== Problem ==
Scan the entries below for the word "JSON". Copy out every line in which it occurs.

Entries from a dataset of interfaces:
[Start of Attachment]

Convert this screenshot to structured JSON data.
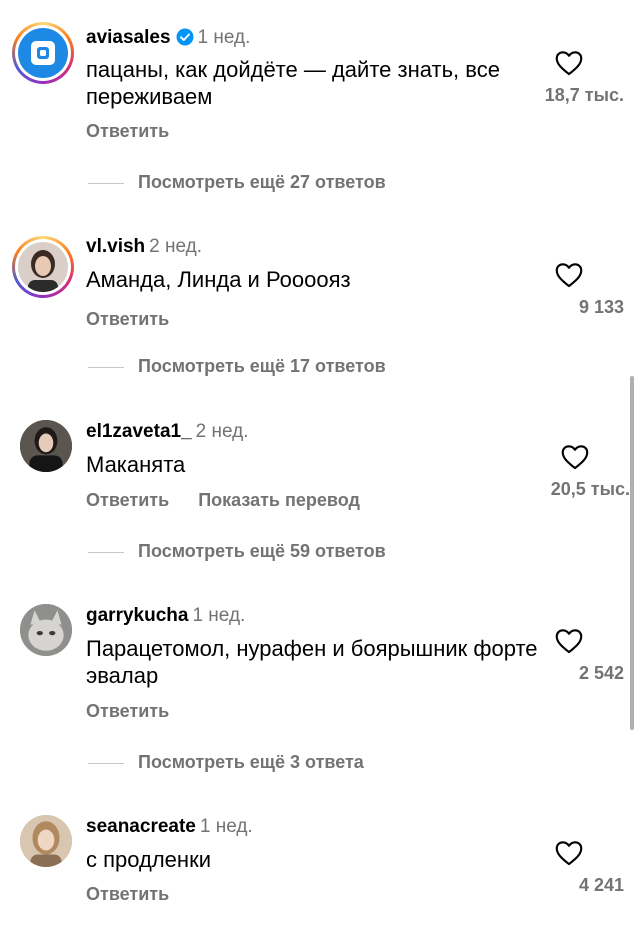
{
  "comments": [
    {
      "username": "aviasales",
      "time": "1 нед.",
      "verified": true,
      "text": "пацаны, как дойдёте — дайте знать, все переживаем",
      "reply_label": "Ответить",
      "likes": "18,7 тыс.",
      "more_replies": "Посмотреть ещё 27 ответов"
    },
    {
      "username": "vl.vish",
      "time": "2 нед.",
      "text": "Аманда, Линда и Роооояз",
      "reply_label": "Ответить",
      "likes": "9 133",
      "more_replies": "Посмотреть ещё 17 ответов"
    },
    {
      "username": "el1zaveta1_",
      "time": "2 нед.",
      "text": "Маканята",
      "reply_label": "Ответить",
      "translate_label": "Показать перевод",
      "likes": "20,5 тыс.",
      "more_replies": "Посмотреть ещё 59 ответов"
    },
    {
      "username": "garrykucha",
      "time": "1 нед.",
      "text": "Парацетомол, нурафен и боярышник форте эвалар",
      "reply_label": "Ответить",
      "likes": "2 542",
      "more_replies": "Посмотреть ещё 3 ответа"
    },
    {
      "username": "seanacreate",
      "time": "1 нед.",
      "text": "с продленки",
      "reply_label": "Ответить",
      "likes": "4 241"
    }
  ],
  "icons": {
    "like": "heart-outline-icon",
    "verified": "verified-badge-icon"
  },
  "colors": {
    "secondary_text": "#737373",
    "verified_blue": "#0095f6"
  }
}
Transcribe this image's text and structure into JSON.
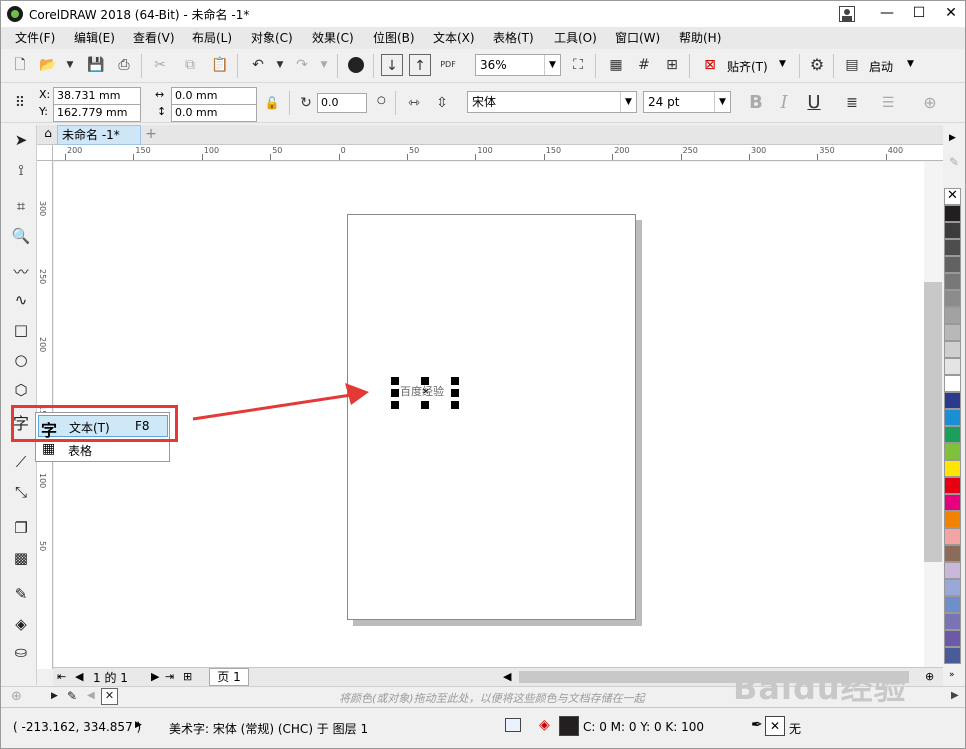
{
  "window": {
    "title": "CorelDRAW 2018 (64-Bit) - 未命名 -1*",
    "minimize": "—",
    "maximize": "☐",
    "close": "✕"
  },
  "menu": [
    "文件(F)",
    "编辑(E)",
    "查看(V)",
    "布局(L)",
    "对象(C)",
    "效果(C)",
    "位图(B)",
    "文本(X)",
    "表格(T)",
    "工具(O)",
    "窗口(W)",
    "帮助(H)"
  ],
  "toolbar": {
    "zoom": "36%",
    "snap_label": "贴齐(T)",
    "launch_label": "启动",
    "pdf_label": "PDF"
  },
  "property_bar": {
    "x_label": "X:",
    "x_value": "38.731 mm",
    "y_label": "Y:",
    "y_value": "162.779 mm",
    "w_value": "0.0 mm",
    "h_value": "0.0 mm",
    "rotation": "0.0",
    "font": "宋体",
    "font_size": "24 pt",
    "bold": "B",
    "italic": "I",
    "underline": "U"
  },
  "doc_tab": {
    "label": "未命名 -1*",
    "add": "+"
  },
  "ruler": {
    "h_ticks": [
      "200",
      "150",
      "100",
      "50",
      "0",
      "50",
      "100",
      "150",
      "200",
      "250",
      "300",
      "350",
      "400"
    ],
    "v_ticks": [
      "300",
      "250",
      "200",
      "150",
      "100",
      "50"
    ]
  },
  "canvas": {
    "text_object": "百度经验"
  },
  "text_tool_glyph": "字",
  "flyout": {
    "items": [
      {
        "label": "文本(T)",
        "shortcut": "F8"
      },
      {
        "label": "表格",
        "shortcut": ""
      }
    ]
  },
  "pagebar": {
    "page_of": "1 的 1",
    "page_tab": "页 1"
  },
  "docbar": {
    "hint": "将颜色(或对象)拖动至此处，以便将这些颜色与文档存储在一起"
  },
  "status": {
    "coords": "( -213.162, 334.857 )",
    "object_info": "美术字: 宋体 (常规) (CHC) 于 图层 1",
    "fill": "C: 0 M: 0 Y: 0 K: 100",
    "outline": "无"
  },
  "palette_colors": [
    "#231f20",
    "#3c3c3c",
    "#4d4d4d",
    "#626262",
    "#787878",
    "#8c8c8c",
    "#a2a2a2",
    "#b8b8b8",
    "#cfcfcf",
    "#e4e4e4",
    "#ffffff",
    "#2b3a8c",
    "#1a8fd4",
    "#1aa05a",
    "#7dc23a",
    "#ffe600",
    "#e60012",
    "#e4007f",
    "#f08300",
    "#f3a5a5",
    "#8c6b5a",
    "#c8b8dc",
    "#9aa8d8",
    "#6e8fc8",
    "#7b74b4",
    "#6c5aa8",
    "#4a5b9a"
  ],
  "watermark": "Baidu经验"
}
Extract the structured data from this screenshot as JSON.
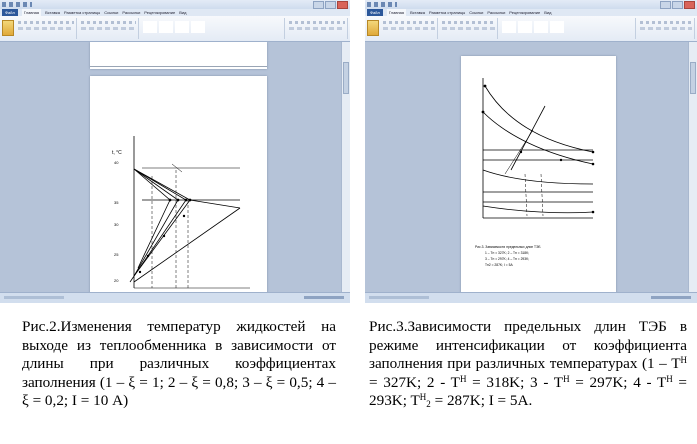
{
  "left_window": {
    "tabs": [
      "Файл",
      "Главная",
      "Вставка",
      "Разметка страницы",
      "Ссылки",
      "Рассылки",
      "Рецензирование",
      "Вид"
    ],
    "figure": {
      "axis_label_y": "t, °C",
      "tick_labels": [
        "40",
        "35",
        "30",
        "25",
        "20"
      ]
    }
  },
  "right_window": {
    "tabs": [
      "Файл",
      "Главная",
      "Вставка",
      "Разметка страницы",
      "Ссылки",
      "Рассылки",
      "Рецензирование",
      "Вид"
    ],
    "figure": {
      "legend_lines": [
        "Рис.3. Зависимости предельных длин ТЭБ",
        "1 – Tн = 327K; 2 – Tн = 318K;",
        "3 – Tн = 297K; 4 – Tн = 293K;",
        "Tн2 = 287K; I = 5A"
      ]
    }
  },
  "captions": {
    "left": {
      "text": "Рис.2.Изменения температур жидкостей на выходе из теплообменника в зависимости от длины при различных коэффициентах заполнения (1 – ξ = 1; 2 – ξ = 0,8; 3 – ξ = 0,5; 4 – ξ = 0,2; I = 10 А)"
    },
    "right": {
      "part1": "Рис.3.Зависимости предельных длин ТЭБ в режиме интенсификации от коэффициента заполнения при различных температурах (1 – T",
      "sup1": "Н",
      "part2": " = 327K; 2 - T",
      "sup2": "Н",
      "part3": " = 318K; 3 - T",
      "sup3": "Н",
      "part4": " = 297K; 4 - T",
      "sup4": "Н",
      "part5": " = 293K; T",
      "sup5": "Н",
      "sub5": "2",
      "part6": " = 287K; I = 5A."
    }
  }
}
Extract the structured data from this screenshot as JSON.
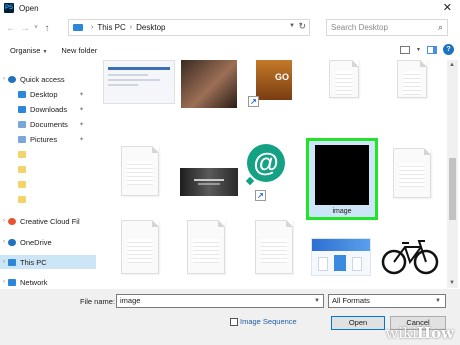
{
  "window": {
    "app_icon": "PS",
    "title": "Open",
    "close_glyph": "✕"
  },
  "nav": {
    "back_glyph": "←",
    "forward_glyph": "→",
    "recent_glyph": "˅",
    "up_glyph": "↑",
    "breadcrumbs": [
      "This PC",
      "Desktop"
    ],
    "refresh_glyph": "↻",
    "search_placeholder": "Search Desktop",
    "search_glyph": "⌕"
  },
  "toolbar": {
    "organise": "Organise",
    "new_folder": "New folder",
    "help": "?"
  },
  "sidebar": {
    "items": [
      {
        "label": "Quick access",
        "icon": "star-icon",
        "color": "#1e73be",
        "pinned": false
      },
      {
        "label": "Desktop",
        "icon": "desktop-folder-icon",
        "color": "#2b88d8",
        "pinned": true
      },
      {
        "label": "Downloads",
        "icon": "download-folder-icon",
        "color": "#2b88d8",
        "pinned": true
      },
      {
        "label": "Documents",
        "icon": "documents-folder-icon",
        "color": "#7aa7d8",
        "pinned": true
      },
      {
        "label": "Pictures",
        "icon": "pictures-folder-icon",
        "color": "#7aa7d8",
        "pinned": true
      },
      {
        "label": "",
        "icon": "folder-icon",
        "color": "#f3d36b",
        "pinned": false
      },
      {
        "label": "",
        "icon": "folder-icon",
        "color": "#f3d36b",
        "pinned": false
      },
      {
        "label": "",
        "icon": "folder-icon",
        "color": "#f3d36b",
        "pinned": false
      },
      {
        "label": "",
        "icon": "folder-icon",
        "color": "#f3d36b",
        "pinned": false
      },
      {
        "label": "Creative Cloud Fil",
        "icon": "creative-cloud-icon",
        "color": "#e8542e",
        "pinned": false
      },
      {
        "label": "OneDrive",
        "icon": "onedrive-icon",
        "color": "#1e73be",
        "pinned": false
      },
      {
        "label": "This PC",
        "icon": "this-pc-icon",
        "color": "#2b88d8",
        "pinned": false,
        "selected": true
      },
      {
        "label": "Network",
        "icon": "network-icon",
        "color": "#2b88d8",
        "pinned": false
      }
    ]
  },
  "files": {
    "selected_label": "image",
    "shortcut_glyph": "↗",
    "at_glyph": "@",
    "game_logo_text": "GO"
  },
  "bottom": {
    "file_name_label": "File name:",
    "file_name_value": "image",
    "format_value": "All Formats",
    "image_sequence_label": "Image Sequence",
    "open_label": "Open",
    "cancel_label": "Cancel"
  },
  "watermark": {
    "wiki": "wiki",
    "how": "How"
  },
  "colors": {
    "selection_outline": "#22e22a",
    "selection_fill": "#cde6f7",
    "accent": "#0078d7"
  }
}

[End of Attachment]

== Exercise response ==
Convert this screenshot to structured JSON data.
Transcribe this image's text and structure into JSON.
Extract the structured data from this screenshot as JSON.
Extract the structured data from this screenshot as JSON.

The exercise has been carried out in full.